Jonathan Swift said that, for the satirist, “Vanity is the mark of humility rather than pride.” So it goes with Colbert’s Super PAC campaign, an uncomfortably invasive political commentary under the guise of egomaniacal humor. Just look at the most recent Twitter feeds: “Just got a Super PAC-Man Machine for the Super PAC break room. Please make all future donations in quarters.” Or his own media releases: “Stephen Colbert Wins Democracy! Kingmaker Pundit Regains Super PAC, Files Financial Report, Takes Nap”. Or the slogans: “Americans for a Better Tomorrow, Tomorrow.” Or his treasurer’s memo adjoining his F.E.C. forms: “Stephen Colbert, President of ABTT, has asked that I quote him as saying, ”Yeah! How you like me now, F.E.C? I’m rolling seven digits deep! I got 99 problems but a non-connected independent-expenditure only committee ain’t one!”” With the Super PAC revenues, Colbert expressly communicated that he will use the funds for “normal administrative expenses, including but not limited to, luxury hotel stays, private jet travel, and PAC mementos from Saks Fifth Avenue and Neiman Marcus.”
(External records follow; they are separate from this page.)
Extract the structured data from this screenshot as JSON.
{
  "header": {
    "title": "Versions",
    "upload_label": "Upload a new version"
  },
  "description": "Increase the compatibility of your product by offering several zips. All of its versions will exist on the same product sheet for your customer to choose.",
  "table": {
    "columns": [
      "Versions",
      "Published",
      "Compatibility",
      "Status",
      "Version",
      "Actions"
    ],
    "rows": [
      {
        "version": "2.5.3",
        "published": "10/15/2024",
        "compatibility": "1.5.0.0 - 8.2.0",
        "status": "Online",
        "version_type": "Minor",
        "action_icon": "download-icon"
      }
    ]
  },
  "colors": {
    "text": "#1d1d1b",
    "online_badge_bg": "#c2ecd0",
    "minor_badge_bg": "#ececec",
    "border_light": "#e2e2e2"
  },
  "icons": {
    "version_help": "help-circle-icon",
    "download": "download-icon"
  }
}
In January of this year, Colbert announced his plans to run for President of the United States of South Carolina. When his lawyer warned him on air that he could not run for President (of the United States of South Carolina) and still be president of his Super PAC, he signed the Super PAC over to colleague Jon Stewart, and renamed it the “Definitely Not Coordinating With Stephen Colbert Super PAC”. After this legal block had been avoided, Colbert began his attack ads, one of which declared that Mitt Romney was a serial killer, another that demonstrated why Corn-Porn meant going all the way, and why going all the way meant voting for Rick Parry (not Rick Perry). Another Colbert Super PAC attack ad attacks, um, Colbert, wherein Samuel L. Jackson complains about Super PAC nonsense… on a Super PAC-sponsored ad.
Like all of Colbert’s stunts, it’s a hyperbolic example from behind a mask. It’s systematic hypocrisy–and it understandably drives people nuts. He’ll call Romney a serial killer, but he’ll also point out that, in the span of 12 hours, Obama’s opinion on the existence of Super PAC’s did a 180. But it’s precisely this hyperbole and humor that allows viewers to still engage in political problems without feeling utterly dejected and apathetic. By being a hypocrite, he sheds light on the hypocrisy of the politicos. Doing so from behind the mask of a politico, Colbert’s analysis becomes a relatively universalizing–and most importantly, humorous–dissection of what has become a very hard pill to swallow for many Americans. By using caricature, we are relieved, we feel less alone. By engaging an inner-ring that, for most Americans, feels very important but also very scary, and to jump into such a shark tank with sarcastic memos, confusingly side-less attack ads, not to mention an impressively well-planned, tactically brilliant entrance into the hoops and lassos of the political diorama–all with a Huckabee-meets-Kenevil American mien–Colbert confronts the hard truths by parroting them, and by parroting them, provides a paradoxical sense of relief and comfort.
Colbert walks the tenuous line between what he represents and what his representation bears out to us. It can only always be masterfully done because, in the moment that the mask slips from his face, the satirist becomes a human again. He has motive and agenda. On the other hand, if the caricature becomes too extreme and Colbert (silent t) is no longer anything like a political pundit at all, it relates to nothing, and is seen as slapstick untruth.
By walking this tenuous line, he becomes a sort of sacrifice, he enters a world we know very well but cannot speak to; in short, Colbert-in-character enters the Law on our behalf, quite literally. By embodying the very hypocrisy we see on television, by replicating the pundit-performance we see every night on the news, he imputes on himself the hypocrisy we all hate. And, the funny thing is, it’s a humble move that allows us to honestly confront (and laugh at) what’s going on. By way of farce–becoming the jester, the clown–honesty and humility re-enter a sphere where both are near impossible to find.